This month, look for ingredients like citrus to be featured. He recently ran a satsuma creamsicle float on a tasting menu, and plans to roll on a satsuma-cardamom snowball he concocted for an event in New York. “I served them in little mason jars with condensed milk and it went over really well,” he says. “Up there, a snowball is usually something you throw at someone.”
Amy Lemon handles pastry for Emeril’s Delmonico and NOLA in the French Quarter. She went to the culinary program at the Art Institute of Santa Monica, where she learned how to handle the crush while working high-profile events like the Academy Awards. Having worked primarily out on the West Coast before moving to New Orleans in 2006, she comes from an ingredient-driven background that has since been informed by research into Creole and Cajun tradition.
“Delmonico is finer dining, so the desserts are a little more refined over there,” Lemon says. As chef Anthony Scanio is a stickler for New Orleans tradition, Lemon peruses old history and cookbooks for inspiration. “Right now I have a café au lait crème brulée with a gateau de syrup, which used to be a popular dessert here,” she says. The gateau de syrup (literally “syrup cake”) is made with Steen’s Cane Syrup, cut into sugar cube-size squares and used as a component on the plate.
At NOLA her menu is more contemporary with a home-style comfort component.

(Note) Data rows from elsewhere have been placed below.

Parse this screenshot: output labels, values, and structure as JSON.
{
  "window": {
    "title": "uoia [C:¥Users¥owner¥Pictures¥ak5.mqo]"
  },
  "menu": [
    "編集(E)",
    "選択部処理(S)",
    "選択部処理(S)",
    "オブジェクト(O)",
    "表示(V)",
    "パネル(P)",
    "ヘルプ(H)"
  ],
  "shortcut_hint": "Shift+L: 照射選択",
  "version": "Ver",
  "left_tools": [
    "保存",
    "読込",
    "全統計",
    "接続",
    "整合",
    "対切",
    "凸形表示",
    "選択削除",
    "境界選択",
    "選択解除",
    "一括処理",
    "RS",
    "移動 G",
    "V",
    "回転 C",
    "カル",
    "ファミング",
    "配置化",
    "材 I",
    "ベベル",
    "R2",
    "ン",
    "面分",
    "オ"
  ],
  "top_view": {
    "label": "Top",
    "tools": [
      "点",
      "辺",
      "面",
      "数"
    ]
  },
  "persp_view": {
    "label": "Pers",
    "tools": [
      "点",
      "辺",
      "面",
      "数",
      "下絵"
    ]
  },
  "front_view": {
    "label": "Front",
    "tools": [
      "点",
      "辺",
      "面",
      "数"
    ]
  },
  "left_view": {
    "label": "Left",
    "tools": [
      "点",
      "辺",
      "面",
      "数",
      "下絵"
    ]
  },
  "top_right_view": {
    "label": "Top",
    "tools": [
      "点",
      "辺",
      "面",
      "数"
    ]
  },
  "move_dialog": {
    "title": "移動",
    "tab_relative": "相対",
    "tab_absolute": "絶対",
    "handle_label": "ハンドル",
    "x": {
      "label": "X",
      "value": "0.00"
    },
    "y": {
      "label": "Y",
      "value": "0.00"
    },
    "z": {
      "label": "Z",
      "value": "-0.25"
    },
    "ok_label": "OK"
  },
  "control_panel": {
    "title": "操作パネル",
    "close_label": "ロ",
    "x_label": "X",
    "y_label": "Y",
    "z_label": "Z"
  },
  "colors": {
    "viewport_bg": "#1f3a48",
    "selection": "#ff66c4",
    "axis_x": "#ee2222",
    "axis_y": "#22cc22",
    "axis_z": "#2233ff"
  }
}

She riffs on ooey gooey cake by using three layers of chocolate cake, marshmallows and toasted coconut, and serves it warm.
Rounding the corner into Carnival season, Lemmon will begin running King Cake donuts on the Delmonico’s menu and NOLA’s menu will offer a King Cake bread pudding. “Both of those will run after 12th night,” she says.
Later this year expect to see pastry chef Tariq Hannah unleash his pastry arsenal when Sucré opens its newest location right in the heart of the French Quarter. Along with the expected macaroons, chocolates and entremets will be a savory small plates program as well as a full bar.